It is perhaps inevitable in any year that we get particularly excited about a few new music releases (Deft Punk, My Bloody Valentine, Queens of the Stone Age, etc.) to the point where a few other albums worthy of equal if not greater attention slip by us. “Overlooked” is a pretty loose term, but the strict criteria for this list was to give you five albums from acts we have not discussed at all on the LA Music Blog this year. So without further ado…

Chance The RapperAcid Rap

Chicago native Chancellor Bennett isn’t going to stay relatively unknown for very long if he keeps releasing music as good as Acid Rap. The album was released as a free download earlier this year but deserves to be included in album-of-the-year discussions for displaying the kind of wide-eyed and wide-ranging approach to rap that we have rarely seen since the glory years of Outkast. His ability to slip into a whole host of moods makes Acid Rap a kaleidoscopic and unpredictable listen, but it’s also remarkably fluid and Bennett knows his way around a great tune. He is destined for huge things with the right backing. Plus he gets a wonderful dig in at the Lakers, which is fine by me.


Jon HopkinsImmunity

In all the recent hype about the respective returns of Daft Punk and Boards of Canada, the new album from London-based electronic composer Jon Hopkins kind of slipped out unnoticed. A shame, as his hour-long opus is arguably a better album than either of those more recognized names.
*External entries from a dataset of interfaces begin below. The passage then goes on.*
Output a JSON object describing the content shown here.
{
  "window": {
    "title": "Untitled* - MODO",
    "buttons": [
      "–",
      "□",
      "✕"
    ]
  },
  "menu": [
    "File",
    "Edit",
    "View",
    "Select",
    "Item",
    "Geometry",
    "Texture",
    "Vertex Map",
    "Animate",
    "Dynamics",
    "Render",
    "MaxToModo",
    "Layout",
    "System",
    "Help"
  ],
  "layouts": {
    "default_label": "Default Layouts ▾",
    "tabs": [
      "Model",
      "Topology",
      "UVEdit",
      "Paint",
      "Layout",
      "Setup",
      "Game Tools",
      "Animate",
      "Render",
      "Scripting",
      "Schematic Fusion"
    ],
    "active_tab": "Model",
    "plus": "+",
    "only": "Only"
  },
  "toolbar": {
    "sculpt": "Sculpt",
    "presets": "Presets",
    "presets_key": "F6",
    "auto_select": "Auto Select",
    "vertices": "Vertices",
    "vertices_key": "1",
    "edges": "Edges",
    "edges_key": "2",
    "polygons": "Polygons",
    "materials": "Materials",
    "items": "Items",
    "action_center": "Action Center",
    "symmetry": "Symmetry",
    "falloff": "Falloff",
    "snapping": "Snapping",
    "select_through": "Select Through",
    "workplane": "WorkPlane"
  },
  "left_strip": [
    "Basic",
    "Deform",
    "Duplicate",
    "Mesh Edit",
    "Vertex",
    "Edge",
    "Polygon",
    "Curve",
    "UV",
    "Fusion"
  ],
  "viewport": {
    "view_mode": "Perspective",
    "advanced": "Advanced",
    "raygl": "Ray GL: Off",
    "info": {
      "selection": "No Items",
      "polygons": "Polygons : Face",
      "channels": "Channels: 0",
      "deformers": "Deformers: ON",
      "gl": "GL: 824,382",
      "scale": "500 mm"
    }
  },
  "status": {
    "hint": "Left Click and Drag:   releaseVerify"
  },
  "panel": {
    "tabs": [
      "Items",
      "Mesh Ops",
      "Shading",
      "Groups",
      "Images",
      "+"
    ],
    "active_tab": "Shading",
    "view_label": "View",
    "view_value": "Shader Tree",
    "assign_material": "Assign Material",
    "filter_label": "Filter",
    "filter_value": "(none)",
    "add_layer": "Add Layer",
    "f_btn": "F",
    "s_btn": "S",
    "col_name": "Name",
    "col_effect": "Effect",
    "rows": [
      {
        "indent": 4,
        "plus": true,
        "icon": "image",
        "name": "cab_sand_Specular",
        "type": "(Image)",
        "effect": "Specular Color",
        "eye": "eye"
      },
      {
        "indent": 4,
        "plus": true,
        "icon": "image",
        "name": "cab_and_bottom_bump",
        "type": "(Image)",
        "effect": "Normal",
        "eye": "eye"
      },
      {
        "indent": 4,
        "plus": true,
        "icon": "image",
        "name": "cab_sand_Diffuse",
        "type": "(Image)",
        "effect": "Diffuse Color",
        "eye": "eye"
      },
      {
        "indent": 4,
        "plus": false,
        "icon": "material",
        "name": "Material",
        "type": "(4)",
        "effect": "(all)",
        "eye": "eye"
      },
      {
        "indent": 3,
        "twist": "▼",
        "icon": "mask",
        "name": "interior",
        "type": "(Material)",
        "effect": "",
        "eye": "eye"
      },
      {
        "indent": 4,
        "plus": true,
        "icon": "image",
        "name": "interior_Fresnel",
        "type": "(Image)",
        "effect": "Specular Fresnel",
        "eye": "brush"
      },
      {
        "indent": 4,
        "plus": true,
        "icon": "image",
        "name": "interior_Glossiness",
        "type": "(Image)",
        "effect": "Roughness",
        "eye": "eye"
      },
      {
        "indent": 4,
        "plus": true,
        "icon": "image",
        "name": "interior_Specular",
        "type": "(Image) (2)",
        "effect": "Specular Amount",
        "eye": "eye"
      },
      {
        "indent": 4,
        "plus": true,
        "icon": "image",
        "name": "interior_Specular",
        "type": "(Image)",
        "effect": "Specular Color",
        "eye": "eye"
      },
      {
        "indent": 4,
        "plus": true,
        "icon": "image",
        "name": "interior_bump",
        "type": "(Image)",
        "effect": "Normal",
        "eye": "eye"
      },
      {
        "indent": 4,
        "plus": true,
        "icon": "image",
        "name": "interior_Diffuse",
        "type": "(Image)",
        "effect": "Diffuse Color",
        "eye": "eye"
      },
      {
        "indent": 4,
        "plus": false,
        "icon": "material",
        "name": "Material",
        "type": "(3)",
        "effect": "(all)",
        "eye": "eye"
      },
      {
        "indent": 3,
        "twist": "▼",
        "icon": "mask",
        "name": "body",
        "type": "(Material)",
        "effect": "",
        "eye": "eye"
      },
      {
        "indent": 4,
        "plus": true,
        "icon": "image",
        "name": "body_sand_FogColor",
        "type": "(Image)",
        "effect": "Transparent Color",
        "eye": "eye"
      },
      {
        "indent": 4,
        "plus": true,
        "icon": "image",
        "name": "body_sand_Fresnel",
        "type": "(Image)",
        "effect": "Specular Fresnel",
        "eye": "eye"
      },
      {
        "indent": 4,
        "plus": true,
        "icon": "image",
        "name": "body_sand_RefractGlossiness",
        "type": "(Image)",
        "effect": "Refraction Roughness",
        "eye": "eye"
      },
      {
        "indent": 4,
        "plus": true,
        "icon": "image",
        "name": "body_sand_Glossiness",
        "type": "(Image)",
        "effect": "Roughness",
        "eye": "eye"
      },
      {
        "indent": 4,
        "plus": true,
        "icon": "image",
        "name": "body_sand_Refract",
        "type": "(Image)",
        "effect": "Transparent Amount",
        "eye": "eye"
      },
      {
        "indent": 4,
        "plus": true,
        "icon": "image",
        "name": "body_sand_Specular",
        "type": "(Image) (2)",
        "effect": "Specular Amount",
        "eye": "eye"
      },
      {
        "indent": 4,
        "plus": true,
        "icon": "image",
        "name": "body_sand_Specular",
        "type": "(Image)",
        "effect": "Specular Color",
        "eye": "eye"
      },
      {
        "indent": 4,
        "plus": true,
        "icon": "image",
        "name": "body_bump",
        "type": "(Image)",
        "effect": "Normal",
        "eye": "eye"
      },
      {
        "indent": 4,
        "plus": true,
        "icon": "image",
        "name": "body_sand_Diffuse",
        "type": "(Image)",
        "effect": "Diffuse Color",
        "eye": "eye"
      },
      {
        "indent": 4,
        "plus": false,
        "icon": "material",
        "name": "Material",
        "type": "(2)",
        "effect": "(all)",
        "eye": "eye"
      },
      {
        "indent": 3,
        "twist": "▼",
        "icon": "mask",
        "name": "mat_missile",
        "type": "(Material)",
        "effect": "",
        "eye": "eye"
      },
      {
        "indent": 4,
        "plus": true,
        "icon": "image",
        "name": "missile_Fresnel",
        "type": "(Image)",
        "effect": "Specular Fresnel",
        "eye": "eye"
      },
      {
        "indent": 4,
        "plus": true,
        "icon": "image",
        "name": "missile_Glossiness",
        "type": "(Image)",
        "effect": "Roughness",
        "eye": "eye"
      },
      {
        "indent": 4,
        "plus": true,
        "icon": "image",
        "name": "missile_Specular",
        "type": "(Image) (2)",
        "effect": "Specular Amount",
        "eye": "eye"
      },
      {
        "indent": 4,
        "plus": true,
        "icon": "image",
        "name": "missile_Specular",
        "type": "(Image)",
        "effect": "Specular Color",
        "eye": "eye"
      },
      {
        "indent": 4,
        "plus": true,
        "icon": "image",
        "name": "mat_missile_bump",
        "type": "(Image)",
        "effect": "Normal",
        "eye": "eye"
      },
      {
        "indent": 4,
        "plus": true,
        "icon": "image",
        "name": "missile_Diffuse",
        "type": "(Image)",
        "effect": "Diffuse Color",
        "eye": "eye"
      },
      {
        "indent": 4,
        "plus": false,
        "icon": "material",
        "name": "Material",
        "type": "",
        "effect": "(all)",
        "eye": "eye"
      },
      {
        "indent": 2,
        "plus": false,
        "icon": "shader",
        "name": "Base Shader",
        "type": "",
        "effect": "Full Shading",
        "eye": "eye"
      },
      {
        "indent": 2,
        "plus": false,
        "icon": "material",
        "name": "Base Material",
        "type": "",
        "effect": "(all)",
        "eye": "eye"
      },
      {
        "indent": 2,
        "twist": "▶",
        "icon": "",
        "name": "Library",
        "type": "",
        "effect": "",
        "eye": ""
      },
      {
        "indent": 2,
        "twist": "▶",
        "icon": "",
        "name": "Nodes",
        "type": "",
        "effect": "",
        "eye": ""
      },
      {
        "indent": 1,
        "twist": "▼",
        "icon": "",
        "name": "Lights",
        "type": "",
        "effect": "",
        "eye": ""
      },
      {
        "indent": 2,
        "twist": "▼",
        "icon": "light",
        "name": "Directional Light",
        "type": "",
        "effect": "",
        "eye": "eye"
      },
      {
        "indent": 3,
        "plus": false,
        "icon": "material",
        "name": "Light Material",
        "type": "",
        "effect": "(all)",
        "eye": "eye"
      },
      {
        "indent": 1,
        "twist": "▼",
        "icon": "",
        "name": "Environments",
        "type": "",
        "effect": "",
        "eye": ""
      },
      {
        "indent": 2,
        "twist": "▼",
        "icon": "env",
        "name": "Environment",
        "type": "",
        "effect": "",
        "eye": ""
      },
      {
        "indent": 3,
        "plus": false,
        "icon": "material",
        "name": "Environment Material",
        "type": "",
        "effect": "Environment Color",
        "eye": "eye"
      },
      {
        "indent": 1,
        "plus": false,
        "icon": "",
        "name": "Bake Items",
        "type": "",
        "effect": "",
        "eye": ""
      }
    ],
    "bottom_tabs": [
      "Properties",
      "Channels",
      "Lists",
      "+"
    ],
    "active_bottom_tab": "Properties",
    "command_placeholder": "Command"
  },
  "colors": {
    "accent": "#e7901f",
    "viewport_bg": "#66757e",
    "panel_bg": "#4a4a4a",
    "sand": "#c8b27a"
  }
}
Composer really is the best description for the man; the eight pieces on the album are meticulously constructed to the point of showing some underlying narrative arc, with the album building towards the central song, “Collider,” before fading into more contemplative territory. The word “journey” is horribly overused when describing albums, but Immunity is befitting of the term, and it is well worth getting lost in.


Young GalaxyUltramarine

The recent glut of new acts out of Montreal (among them Grimes and Majical Cloudz) has somewhat dulled the conversation around the release of Young Galaxy’s fourth album, but Ultramarine is one of the year’s best pure pop albums so far. The group’s brand of electro-pop doesn’t rely on simply aping the sounds of the eighties and hoping that will be enough. Instead they have the old-fashioned basics: great tunes (especially with the dreamy “New Summer”), a confidence gained from honing their sound over several albums, and a vocalist in Catherine McCandless who can really make these songs breathe. The album may be a little top-heavy, but it’s still a real breezy pleasure.



Okay, so a two-hour-long double album that does not feature anything close to resembling a recognizable tune might not be everyone’s cup of tea. Nevertheless, the 11th album from one of Warp Records’ most enduring and respected acts showed them harnessing all of their powers for a work that is demanding and rewarding in equal measure. The swampy, crunchy textures of Exai will either leave you completely cold and wondering “What the hell is this?” or have the kind of hypnotic quality that renders any sense of track-listing or time entirely pointless. If you have the patience for it, it’s a record with a fiercely independent spirit.



Due to scheduling recently I have not had the opportunity to write about Deafheaven’s sophomore album, and that is a woeful oversight on my part. The San Francisco band has created a hybrid built up of shoegaze, post-rock, and black metal (amongst other things), and the result is an album so huge in scope and weight that it has its own gravitational pull. The all-encompassing sound is breathtaking, and the fact that the execution matches the insane ambition makes Sunbather an absolutely thrilling triumph, a pure cathartic release, and a brutal yet beautiful beast. It’s also (in the opinion of this writer) the best album of the year so far. Unclassifiable it may be, but it’s the definition of an instant classic.